My Achilles Heel

Invigorate Health and Performance, Achilles heel

What is the Achilles?

The Achilles tendon is the largest and strongest tendon in the human body. However, despite this it is the most commonly ruptured tendon in the body. The Achilles tendon runs from the back of your calf muscle to one of the bones at the heel.

Research has revealed predisposing factors to ruptures which include: an ageing population, increasing obesity prevalence, recreational sports, tendon degeneration, prescription-based medications such as steroids. Altered biomechanics such flat feet and poor running mechanics also increase the chance of injury. The peak age for rupture is 30 to 40 years for both men and women, with a rupture being 2-12 times more common in males than females. Over 80 percent of ruptures occur during recreational sports are most often seen in “weekend warriors”—typically, middle-aged people participating in sports in their spare time.

Tendon rupture occurs when sudden forces are exerted upon the Achilles tendon during strenuous physical activities that involve sudden pivoting on a foot or rapid acceleration (eg, stop-and-go sports such as tennis, soccer or basketball). The most likely causes of injury include:

  1. Taking off during a sprint, running or jumping.
  2. Sudden dorsi flexion (bending upwards) of the ankle
  3. Weak tendon often due to long term Achilles tendinopathy

Typical signs and symptoms:

Many feel as if they have been struck violently in the back of the foot. Some hear a “pop” and experience severe, acute pain. Large swelling around the heel and ankle and difficulty walking are often noticed. Often a gap may be felt over the area and it is difficult to perform a heel raise.

Controversy has surrounded the best way to treat Achilles tendon ruptures. There are 2 main approaches which include surgery or no surgery (i.e. conservative management using physiotherapy). Historically, surgical intervention was preferred due to high re-rupture rates in early conservative study treatments that used long term cast immobilisation.

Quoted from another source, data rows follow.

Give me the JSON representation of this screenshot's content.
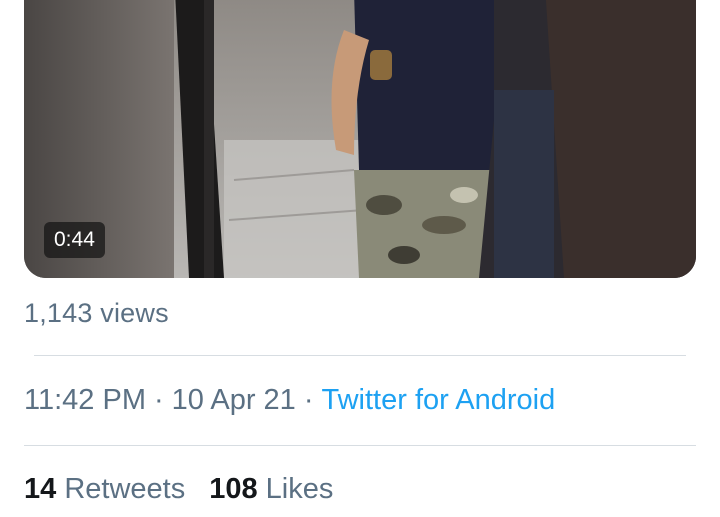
{
  "tweet": {
    "video": {
      "duration": "0:44"
    },
    "views": "1,143 views",
    "timestamp": {
      "time": "11:42 PM",
      "separator": "·",
      "date": "10 Apr 21",
      "source": "Twitter for Android"
    },
    "stats": {
      "retweets_count": "14",
      "retweets_label": "Retweets",
      "likes_count": "108",
      "likes_label": "Likes"
    }
  },
  "colors": {
    "secondary_text": "#5b7083",
    "link": "#1da1f2",
    "primary_text": "#14171a",
    "divider": "#d7dde2"
  }
}
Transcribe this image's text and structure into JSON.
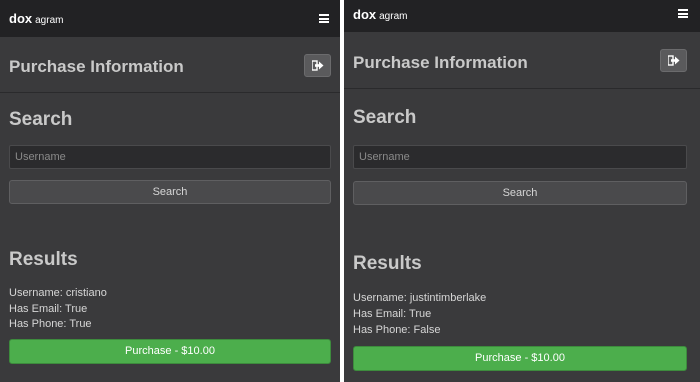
{
  "panels": [
    {
      "brand": {
        "main": "dox",
        "sub": "agram"
      },
      "header": {
        "title": "Purchase Information"
      },
      "search": {
        "title": "Search",
        "placeholder": "Username",
        "button_label": "Search"
      },
      "results": {
        "title": "Results",
        "username_line": "Username: cristiano",
        "email_line": "Has Email: True",
        "phone_line": "Has Phone: True"
      },
      "purchase_label": "Purchase - $10.00"
    },
    {
      "brand": {
        "main": "dox",
        "sub": "agram"
      },
      "header": {
        "title": "Purchase Information"
      },
      "search": {
        "title": "Search",
        "placeholder": "Username",
        "button_label": "Search"
      },
      "results": {
        "title": "Results",
        "username_line": "Username: justintimberlake",
        "email_line": "Has Email: True",
        "phone_line": "Has Phone: False"
      },
      "purchase_label": "Purchase - $10.00"
    }
  ],
  "icons": {
    "menu": "hamburger-menu-icon",
    "logout": "sign-out-icon"
  },
  "colors": {
    "navbar": "#222224",
    "background": "#3a3a3c",
    "purchase_button": "#4cae4c",
    "heading_text": "#c9c9c9"
  }
}
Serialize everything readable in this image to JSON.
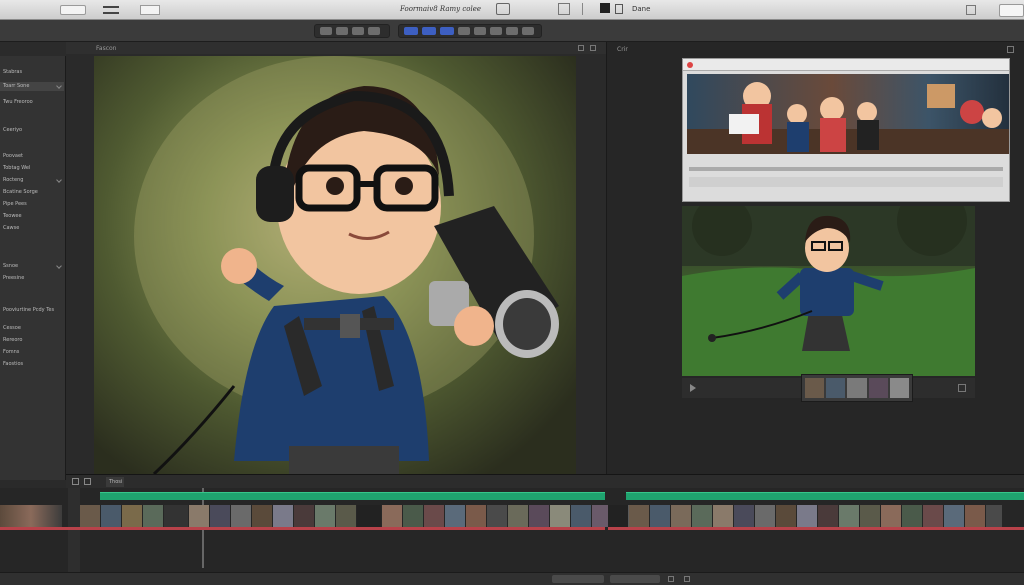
{
  "window": {
    "title": "Foormaiv8 Ramy colee",
    "done_label": "Dane"
  },
  "colors": {
    "accent_blue": "#3d5fc2",
    "timeline_green": "#1fa36f",
    "clip_red": "#b8424a"
  },
  "sidebar": {
    "items": [
      {
        "label": "Stabras"
      },
      {
        "label": "Toarr Sone"
      },
      {
        "label": "Twu Freoroo"
      },
      {
        "label": "Ceeriyo"
      },
      {
        "label": "Poovaet"
      },
      {
        "label": "Tobtag Wel"
      },
      {
        "label": "Rocteng"
      },
      {
        "label": "Bcatine Sorge"
      },
      {
        "label": "Pipe Pees"
      },
      {
        "label": "Teowee"
      },
      {
        "label": "Cawse"
      },
      {
        "label": "Ssnoe"
      },
      {
        "label": "Preesine"
      },
      {
        "label": "Pooviurtine Pcdy Tes"
      },
      {
        "label": "Cessoe"
      },
      {
        "label": "Rereoro"
      },
      {
        "label": "Fomns"
      },
      {
        "label": "Faostios"
      }
    ]
  },
  "viewer": {
    "header_label": "Fascon"
  },
  "right_panel": {
    "header_label": "Crir"
  },
  "timeline": {
    "tab_label": "Thosi"
  }
}
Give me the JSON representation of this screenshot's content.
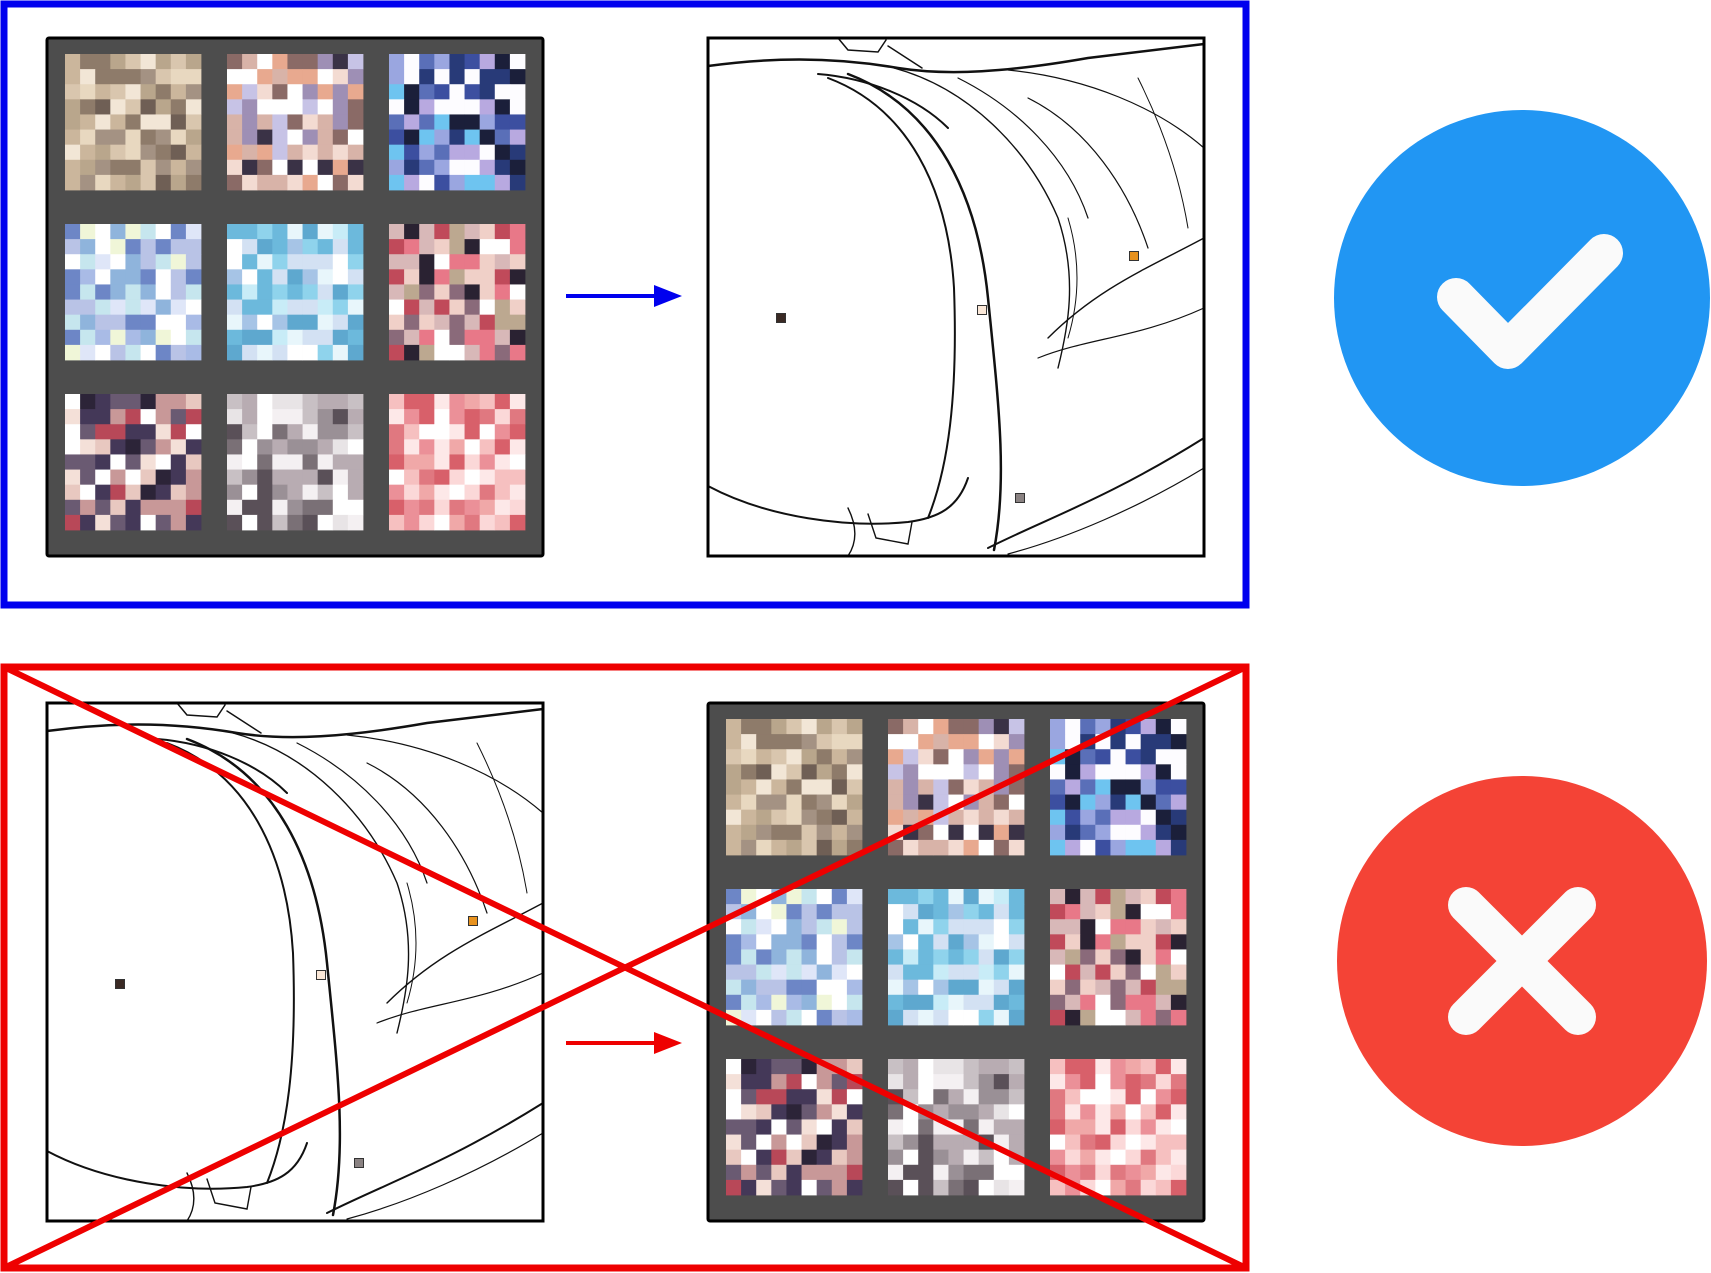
{
  "colors": {
    "correct_frame": "#0000ee",
    "wrong_frame": "#ee0000",
    "palette_bg": "#4d4d4d",
    "check_circle": "#2196f3",
    "cross_circle": "#f44336",
    "mark_stroke": "#fafafa"
  },
  "panels": {
    "correct": {
      "order": [
        "palette-grid",
        "line-art"
      ],
      "badge_icon": "checkmark-icon",
      "arrow_color": "#0000ee"
    },
    "wrong": {
      "order": [
        "line-art",
        "palette-grid"
      ],
      "badge_icon": "cross-icon",
      "arrow_color": "#ee0000",
      "crossed_out": true
    }
  },
  "palettes": [
    {
      "tone": "beige",
      "colors": [
        "#b9a68c",
        "#cbb69c",
        "#8e7b6a",
        "#e8d8c0",
        "#a49283",
        "#d9c6ae",
        "#f2e6d6",
        "#6f5f55"
      ]
    },
    {
      "tone": "mixed",
      "colors": [
        "#d8b3a8",
        "#f3dbd2",
        "#8a6a66",
        "#c7c3e6",
        "#3a3246",
        "#e8a98f",
        "#ffffff",
        "#9e8fb5"
      ]
    },
    {
      "tone": "blue",
      "colors": [
        "#283a78",
        "#5a6fb8",
        "#9aa6e0",
        "#1b1f3a",
        "#6ec4f0",
        "#b8a9e0",
        "#fdfcff",
        "#3c4fa0"
      ]
    },
    {
      "tone": "pale-blue",
      "colors": [
        "#a9bbe6",
        "#dfe6f8",
        "#6d86c6",
        "#c6e6ee",
        "#ffffff",
        "#f0f6d8",
        "#8fb4dc",
        "#b9c3e6"
      ]
    },
    {
      "tone": "cyan",
      "colors": [
        "#8fd3ec",
        "#c8ecf7",
        "#e8f6fb",
        "#6cb9dc",
        "#ffffff",
        "#a6c4e6",
        "#d3e1f3",
        "#5ea8cf"
      ]
    },
    {
      "tone": "red-mix",
      "colors": [
        "#c04a5a",
        "#f0d0c8",
        "#2a2232",
        "#d8b8b8",
        "#8a6a7a",
        "#ffffff",
        "#e87888",
        "#bca890"
      ]
    },
    {
      "tone": "dark-mix",
      "colors": [
        "#2c2438",
        "#e8c8c0",
        "#b84858",
        "#ffffff",
        "#6a5a72",
        "#f4e0d8",
        "#443858",
        "#c89898"
      ]
    },
    {
      "tone": "gray",
      "colors": [
        "#9a9096",
        "#e8e4e6",
        "#ffffff",
        "#5a5058",
        "#c8c0c4",
        "#f4f0f2",
        "#b8acb2",
        "#7a7076"
      ]
    },
    {
      "tone": "pink",
      "colors": [
        "#f0a8a8",
        "#fbd8d8",
        "#e07880",
        "#ffffff",
        "#f6c0c0",
        "#d8606a",
        "#fde8e8",
        "#eb9098"
      ]
    }
  ],
  "sample_points": [
    {
      "color": "#3a2a24"
    },
    {
      "color": "#fbe8d8"
    },
    {
      "color": "#e8921e"
    },
    {
      "color": "#8a8282"
    }
  ]
}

More recently evidence suggests conservative management using accelerated functional rehabilitation program has had similar results in regard to potential re-ruptures rates. A functional accelerated rehabilitation protocol essentially is a fancy term for ensuring weightbearing and range of motion is completed early on. Those who wish to return to demanding sport involving sprinting and jumping opt for surgical repair but evidence suggests non operative management that includes a rehabilitation program with early mobilisation has very good outcomes. Management for both surgical and conservative management involves a protocol which are very similar in nature. These protocols with vary slightly based on the orthopaedic surgeon or physiotherapist you see.

So what’s the evidence for surgery vs non-surgical treatment?

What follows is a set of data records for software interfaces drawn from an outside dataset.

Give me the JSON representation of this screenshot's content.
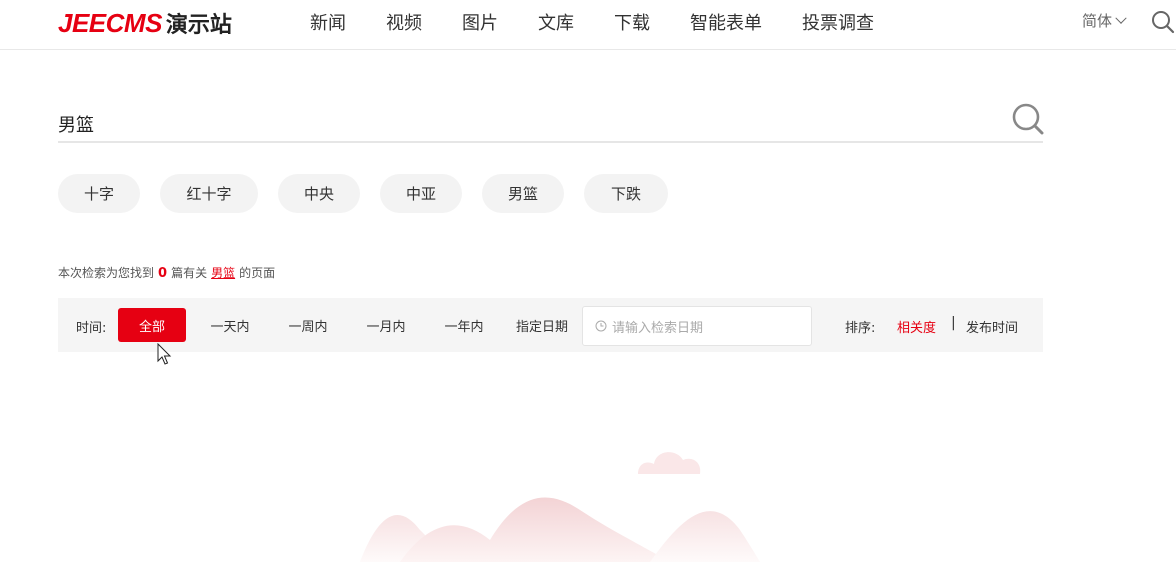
{
  "header": {
    "logo_brand": "JEECMS",
    "logo_sub": "演示站",
    "nav": [
      "新闻",
      "视频",
      "图片",
      "文库",
      "下载",
      "智能表单",
      "投票调查"
    ],
    "lang": "简体"
  },
  "search": {
    "value": "男篮"
  },
  "tags": [
    "十字",
    "红十字",
    "中央",
    "中亚",
    "男篮",
    "下跌"
  ],
  "summary": {
    "prefix": "本次检索为您找到",
    "count": "0",
    "middle": "篇有关",
    "keyword": "男篮",
    "suffix": "的页面"
  },
  "filter": {
    "time_label": "时间:",
    "options": [
      "全部",
      "一天内",
      "一周内",
      "一月内",
      "一年内"
    ],
    "active_option": "全部",
    "custom_date_label": "指定日期",
    "date_placeholder": "请输入检索日期",
    "sort_label": "排序:",
    "sort_options": [
      "相关度",
      "发布时间"
    ],
    "sort_divider": "|",
    "active_sort": "相关度"
  },
  "colors": {
    "accent": "#e60012",
    "tag_bg": "#f3f3f3",
    "filter_bg": "#f5f5f5"
  }
}
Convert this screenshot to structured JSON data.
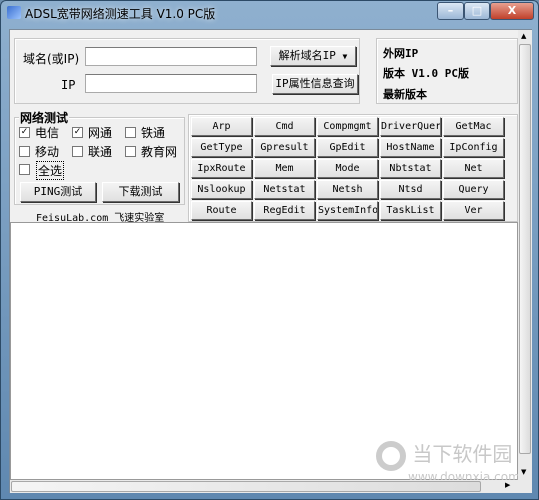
{
  "window": {
    "title": "ADSL宽带网络测速工具 V1.0 PC版",
    "minimize": "–",
    "maximize": "□",
    "close": "X"
  },
  "query": {
    "domain_label": "域名(或IP)",
    "domain_value": "",
    "ip_label": "IP",
    "ip_value": "",
    "resolve_button": "解析域名IP",
    "resolve_arrow": "▼",
    "ipinfo_button": "IP属性信息查询"
  },
  "info": {
    "external_ip": "外网IP",
    "version": "版本 V1.0 PC版",
    "latest": "最新版本"
  },
  "network_test": {
    "title": "网络测试",
    "options": [
      {
        "label": "电信",
        "checked": true
      },
      {
        "label": "网通",
        "checked": true
      },
      {
        "label": "铁通",
        "checked": false
      },
      {
        "label": "移动",
        "checked": false
      },
      {
        "label": "联通",
        "checked": false
      },
      {
        "label": "教育网",
        "checked": false
      }
    ],
    "select_all": {
      "label": "全选",
      "checked": false
    },
    "ping_button": "PING测试",
    "download_button": "下载测试"
  },
  "footer_credit": "FeisuLab.com 飞速实验室",
  "commands": [
    [
      "Arp",
      "Cmd",
      "Compmgmt",
      "DriverQuery",
      "GetMac"
    ],
    [
      "GetType",
      "Gpresult",
      "GpEdit",
      "HostName",
      "IpConfig"
    ],
    [
      "IpxRoute",
      "Mem",
      "Mode",
      "Nbtstat",
      "Net"
    ],
    [
      "Nslookup",
      "Netstat",
      "Netsh",
      "Ntsd",
      "Query"
    ],
    [
      "Route",
      "RegEdit",
      "SystemInfo",
      "TaskList",
      "Ver"
    ]
  ],
  "output": "",
  "watermark": {
    "name": "当下软件园",
    "url": "www.downxia.com"
  }
}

A systematic review by Ochen et al. published in 2019 looked at studies focusing on re-rupture rates in surgical vs conservative management using a functional/accelerated rehabilitation protocol. Focusing on re-rupture rates when using accelerated functional rehabilitation, out of the 6 studies included, there was no significant difference between operative and nonoperative treatment regarding re-rupture rate. This tells us that not having surgery has the same level of re-rupture, than if you went and had surgery. Considering the potential complications with surgery such as infection and DVTs, I think I know which option I’d choose!

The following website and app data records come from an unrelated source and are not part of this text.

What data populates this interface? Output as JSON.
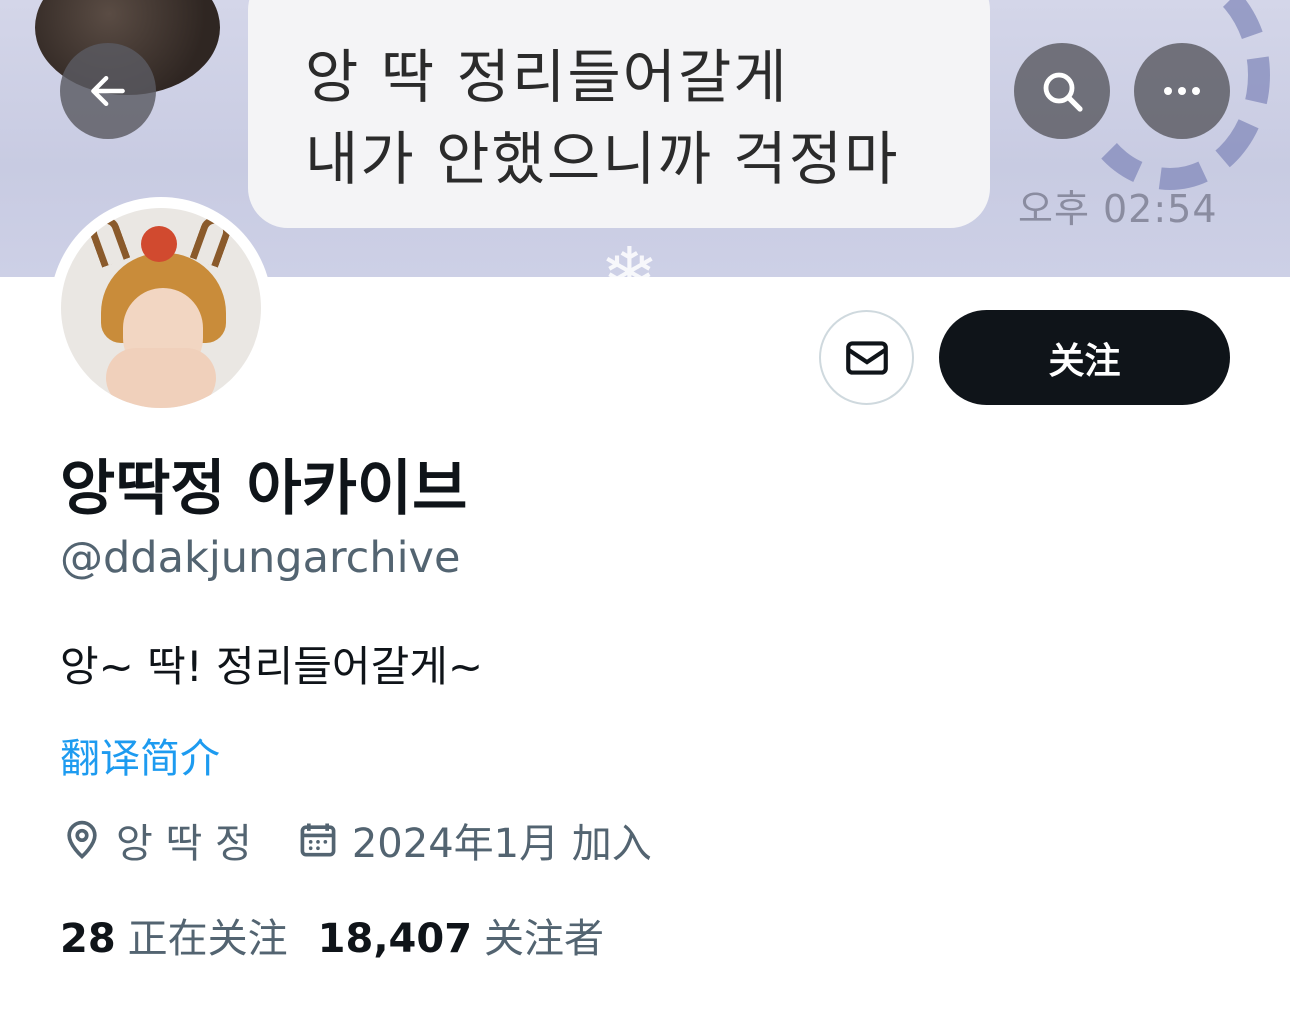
{
  "banner": {
    "chat_line_1": "앙 딱 정리들어갈게",
    "chat_line_2": "내가 안했으니까 걱정마",
    "chat_time": "오후 02:54"
  },
  "header": {
    "back_icon": "arrow-left-icon",
    "search_icon": "search-icon",
    "more_icon": "more-horizontal-icon"
  },
  "actions": {
    "message_icon": "envelope-icon",
    "follow_label": "关注"
  },
  "profile": {
    "display_name": "앙딱정 아카이브",
    "handle": "@ddakjungarchive",
    "bio": "앙~ 딱! 정리들어갈게~",
    "translate_label": "翻译简介",
    "location": "앙 딱 정",
    "joined": "2024年1月 加入"
  },
  "stats": {
    "following_count": "28",
    "following_label": "正在关注",
    "followers_count": "18,407",
    "followers_label": "关注者"
  },
  "colors": {
    "accent": "#1d9bf0",
    "primary_text": "#0f1419",
    "secondary_text": "#536471",
    "follow_button_bg": "#0f1419"
  }
}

A second meta-analysis of 10 RCTs evaluated the effects of surgical versus nonsurgical treatment in acute Achilles tendon ruptures. If a functional/accelerated rehabilitation protocol with early range of motion was employed after an Achilles tendon rupture, re-rupture rates were equal for surgical and non-surgical. If a functional rehabilitation program was not employed and included prolonged immobilisation there was a significant reduction in re-rupture in the surgical intervention. Moreover, complications showed a statistically significant increase in patients who underwent surgical repair.

So what to do when you rupture your Achilles?

You should seek medical assistance where you will be fitted with a CAM boot and crutches. A boot will often be fitted with wedges to keep to foot pointing down to allow healing of the tendon and prevent over stretching. A review from an orthopedic surgeon should be completed within the first few weeks after a rupture. Here the surgeon will determine whether surgery will be required or conservative (non-surgical) management. Depending on the surgeon’s clinical judgement, physiotherapy rehabilitation will be involved no matter whether you opt for a surgical or a conservative pathway. Whilst often Achilles ruptures involve a long rehabilitation process, physiotherapy aims to restore range of motion in early phases, with later stages focusing on strength and balance, with aim focusing on return to activity or sport depending on your requirements.

Ruptured Achilles? We’d love to help out.

Written by William Lewis (Physiotherapist)